This is not a new problem. The city-owned Mahaffey has been troubled to varying degrees for years. But that was supposed to change after the city invested $20 million in remaking the theater from an utilitarian box into an attractive waterfront performing arts destination. The grand reopening in 2006 also included new management. SMG, an international facilities management company, was hired to develop a winning strategy of entertaining cultural offerings and promotion.
It didn't work. The city is subsidizing Mahaffey operations at about $1 million a year. SMG may have a formula that has proven successful for some of the dozens of other theaters it manages, but not here, not with Mahaffey. Other than the Florida Orchestra's stellar performances, programming under SMG has been generally incoherent and underwhelming.
The theater can't compete with the larger Tampa Bay Performing Arts Center for a decent Broadway series. Yet it continues to try, bringing in tired retreads for too many dates and too few patrons. The effort has been such a bust that Broadway Across America, a Broadway tour company, terminated its contract after only two seasons of a 10-year deal. Now the theater is promoting a "Broadway Plus!" series, offering a lineup that includes Kenny Rogers Christmas and Hits. Is this really Broadway?
Mahaffey's 2,030-seat theater is dark too many nights, and when something does fill the stage, too often people are not filling the seats. One of its Broadway series shows in 2007, the Ten Tenors, drew only 2,707 for eight shows. This kind of mishandling suggests that when the contract between the city and SMG is up for renewal in October 2010, the relationship should end unless there is a sudden reversal of fortunes.
The Mahaffey needs a unique identity that connects with theatergoers in the Tampa Bay region. Someone needs to take the helm who knows the community and the performing arts, and who has the instincts to create an identifiable niche.
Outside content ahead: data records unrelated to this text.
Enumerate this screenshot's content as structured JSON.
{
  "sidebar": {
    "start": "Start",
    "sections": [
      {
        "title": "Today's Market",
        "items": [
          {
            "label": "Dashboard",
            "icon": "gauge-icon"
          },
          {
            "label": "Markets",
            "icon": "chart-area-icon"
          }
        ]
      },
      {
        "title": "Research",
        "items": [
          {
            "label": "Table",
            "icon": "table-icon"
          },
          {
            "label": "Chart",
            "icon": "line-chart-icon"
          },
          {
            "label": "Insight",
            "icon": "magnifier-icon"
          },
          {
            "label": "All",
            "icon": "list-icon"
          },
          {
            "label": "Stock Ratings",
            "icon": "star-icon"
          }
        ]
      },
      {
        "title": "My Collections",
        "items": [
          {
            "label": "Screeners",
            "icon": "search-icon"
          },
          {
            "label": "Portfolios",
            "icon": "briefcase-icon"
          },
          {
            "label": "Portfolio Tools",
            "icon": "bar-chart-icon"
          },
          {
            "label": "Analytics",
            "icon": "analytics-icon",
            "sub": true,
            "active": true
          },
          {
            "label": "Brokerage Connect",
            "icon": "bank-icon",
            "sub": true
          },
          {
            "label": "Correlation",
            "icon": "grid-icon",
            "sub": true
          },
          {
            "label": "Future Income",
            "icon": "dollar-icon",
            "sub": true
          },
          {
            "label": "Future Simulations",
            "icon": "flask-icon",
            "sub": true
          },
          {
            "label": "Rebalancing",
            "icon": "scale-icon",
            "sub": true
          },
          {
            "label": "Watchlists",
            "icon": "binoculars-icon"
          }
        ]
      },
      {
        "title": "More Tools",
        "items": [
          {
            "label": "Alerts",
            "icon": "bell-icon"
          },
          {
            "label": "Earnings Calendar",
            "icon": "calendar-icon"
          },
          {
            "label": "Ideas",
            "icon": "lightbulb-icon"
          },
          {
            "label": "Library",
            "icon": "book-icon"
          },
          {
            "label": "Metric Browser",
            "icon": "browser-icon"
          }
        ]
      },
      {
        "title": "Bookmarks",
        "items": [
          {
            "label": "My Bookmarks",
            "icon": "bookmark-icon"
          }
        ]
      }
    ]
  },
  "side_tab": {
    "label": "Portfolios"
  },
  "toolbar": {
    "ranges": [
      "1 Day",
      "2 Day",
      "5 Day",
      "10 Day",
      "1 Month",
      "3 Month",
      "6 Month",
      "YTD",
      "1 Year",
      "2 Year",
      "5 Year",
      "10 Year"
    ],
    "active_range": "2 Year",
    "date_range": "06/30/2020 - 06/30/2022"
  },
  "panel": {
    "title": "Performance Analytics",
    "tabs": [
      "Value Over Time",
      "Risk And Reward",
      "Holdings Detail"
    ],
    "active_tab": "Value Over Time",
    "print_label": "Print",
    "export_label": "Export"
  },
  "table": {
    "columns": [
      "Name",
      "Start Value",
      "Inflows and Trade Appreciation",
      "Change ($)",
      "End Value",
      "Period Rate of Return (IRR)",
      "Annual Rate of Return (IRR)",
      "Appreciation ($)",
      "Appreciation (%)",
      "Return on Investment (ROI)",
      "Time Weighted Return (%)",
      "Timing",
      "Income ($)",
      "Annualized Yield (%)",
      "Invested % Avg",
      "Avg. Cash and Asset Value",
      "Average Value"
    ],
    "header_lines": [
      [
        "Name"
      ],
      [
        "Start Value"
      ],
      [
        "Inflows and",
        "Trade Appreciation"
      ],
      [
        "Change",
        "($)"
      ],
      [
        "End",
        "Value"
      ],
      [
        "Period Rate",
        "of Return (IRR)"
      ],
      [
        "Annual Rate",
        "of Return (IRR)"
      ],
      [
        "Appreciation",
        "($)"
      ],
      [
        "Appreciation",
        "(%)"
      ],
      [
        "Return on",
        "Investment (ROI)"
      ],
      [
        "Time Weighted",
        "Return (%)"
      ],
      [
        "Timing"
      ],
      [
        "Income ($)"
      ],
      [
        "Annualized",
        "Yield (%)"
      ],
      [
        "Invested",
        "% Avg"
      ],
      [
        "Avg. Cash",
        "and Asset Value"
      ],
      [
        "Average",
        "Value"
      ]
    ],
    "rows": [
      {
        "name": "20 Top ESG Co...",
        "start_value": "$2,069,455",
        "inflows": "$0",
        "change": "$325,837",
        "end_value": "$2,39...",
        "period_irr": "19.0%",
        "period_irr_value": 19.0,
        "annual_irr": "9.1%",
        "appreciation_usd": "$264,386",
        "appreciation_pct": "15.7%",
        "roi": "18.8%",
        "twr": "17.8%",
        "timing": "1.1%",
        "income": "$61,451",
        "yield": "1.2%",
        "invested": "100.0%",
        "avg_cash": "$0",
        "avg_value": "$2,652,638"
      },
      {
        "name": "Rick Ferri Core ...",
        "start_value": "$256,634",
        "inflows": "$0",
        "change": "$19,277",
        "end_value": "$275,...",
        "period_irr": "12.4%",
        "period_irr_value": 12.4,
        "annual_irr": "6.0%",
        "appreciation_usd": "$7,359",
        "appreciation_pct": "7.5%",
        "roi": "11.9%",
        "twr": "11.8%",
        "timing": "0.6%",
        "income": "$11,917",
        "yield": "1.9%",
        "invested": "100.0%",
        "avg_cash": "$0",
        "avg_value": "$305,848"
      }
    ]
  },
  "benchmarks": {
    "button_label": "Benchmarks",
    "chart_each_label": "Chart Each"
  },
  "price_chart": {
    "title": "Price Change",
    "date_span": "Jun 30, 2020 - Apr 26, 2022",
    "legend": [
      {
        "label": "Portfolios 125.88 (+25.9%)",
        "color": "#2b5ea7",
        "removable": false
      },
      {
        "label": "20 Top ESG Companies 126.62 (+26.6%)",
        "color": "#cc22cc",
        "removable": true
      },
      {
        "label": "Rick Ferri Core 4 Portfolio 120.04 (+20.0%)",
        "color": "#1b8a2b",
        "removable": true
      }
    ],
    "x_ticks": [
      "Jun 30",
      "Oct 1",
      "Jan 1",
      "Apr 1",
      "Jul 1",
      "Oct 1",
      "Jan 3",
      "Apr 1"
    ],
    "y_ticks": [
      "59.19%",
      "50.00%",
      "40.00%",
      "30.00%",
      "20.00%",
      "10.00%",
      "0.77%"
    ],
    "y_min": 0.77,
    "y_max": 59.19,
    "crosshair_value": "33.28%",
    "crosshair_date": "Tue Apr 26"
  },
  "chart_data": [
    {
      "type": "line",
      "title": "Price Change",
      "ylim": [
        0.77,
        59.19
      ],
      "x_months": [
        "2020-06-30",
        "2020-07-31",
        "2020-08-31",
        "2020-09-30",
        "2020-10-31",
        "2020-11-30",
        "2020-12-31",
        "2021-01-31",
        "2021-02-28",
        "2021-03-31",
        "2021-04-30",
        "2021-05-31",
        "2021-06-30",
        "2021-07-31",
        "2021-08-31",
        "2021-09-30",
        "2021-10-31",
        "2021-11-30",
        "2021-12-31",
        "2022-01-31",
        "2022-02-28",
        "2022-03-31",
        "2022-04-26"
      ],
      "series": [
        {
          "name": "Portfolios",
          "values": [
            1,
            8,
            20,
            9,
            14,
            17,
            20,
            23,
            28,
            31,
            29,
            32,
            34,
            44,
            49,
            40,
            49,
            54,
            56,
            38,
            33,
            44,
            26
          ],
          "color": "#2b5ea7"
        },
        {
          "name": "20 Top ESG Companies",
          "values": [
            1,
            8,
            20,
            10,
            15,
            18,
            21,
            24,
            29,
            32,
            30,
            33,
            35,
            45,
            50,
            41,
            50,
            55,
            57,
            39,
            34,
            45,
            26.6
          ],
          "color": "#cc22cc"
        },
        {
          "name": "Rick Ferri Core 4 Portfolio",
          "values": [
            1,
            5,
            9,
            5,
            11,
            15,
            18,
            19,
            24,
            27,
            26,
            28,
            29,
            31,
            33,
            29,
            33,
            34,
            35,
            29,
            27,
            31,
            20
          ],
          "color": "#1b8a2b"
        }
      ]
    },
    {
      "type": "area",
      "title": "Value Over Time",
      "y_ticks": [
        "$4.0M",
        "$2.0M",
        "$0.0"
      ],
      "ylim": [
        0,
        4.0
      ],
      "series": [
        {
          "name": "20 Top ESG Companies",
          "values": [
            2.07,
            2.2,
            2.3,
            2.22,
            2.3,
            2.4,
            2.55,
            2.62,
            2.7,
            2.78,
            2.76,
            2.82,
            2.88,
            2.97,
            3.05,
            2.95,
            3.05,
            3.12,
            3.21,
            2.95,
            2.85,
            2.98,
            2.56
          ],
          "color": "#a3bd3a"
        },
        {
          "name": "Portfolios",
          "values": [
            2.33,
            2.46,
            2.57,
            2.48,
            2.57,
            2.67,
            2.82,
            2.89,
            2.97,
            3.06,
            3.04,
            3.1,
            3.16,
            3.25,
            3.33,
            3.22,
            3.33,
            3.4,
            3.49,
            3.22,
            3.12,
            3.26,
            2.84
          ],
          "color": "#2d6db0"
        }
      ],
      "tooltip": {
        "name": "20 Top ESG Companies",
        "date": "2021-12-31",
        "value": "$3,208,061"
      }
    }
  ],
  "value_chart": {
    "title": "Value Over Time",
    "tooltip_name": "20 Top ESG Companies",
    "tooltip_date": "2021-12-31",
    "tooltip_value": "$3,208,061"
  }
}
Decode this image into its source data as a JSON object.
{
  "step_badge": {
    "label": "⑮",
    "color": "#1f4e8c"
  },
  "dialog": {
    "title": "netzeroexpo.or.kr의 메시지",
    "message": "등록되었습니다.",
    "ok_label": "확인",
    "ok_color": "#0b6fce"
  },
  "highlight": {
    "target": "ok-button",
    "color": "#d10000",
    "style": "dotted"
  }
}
It can't come soon enough.
St. Petersburg enjoys the awakening of an energetic and eclectic performing arts district that draws patrons from a broad area. If only the Mahaffey were a bigger part of it.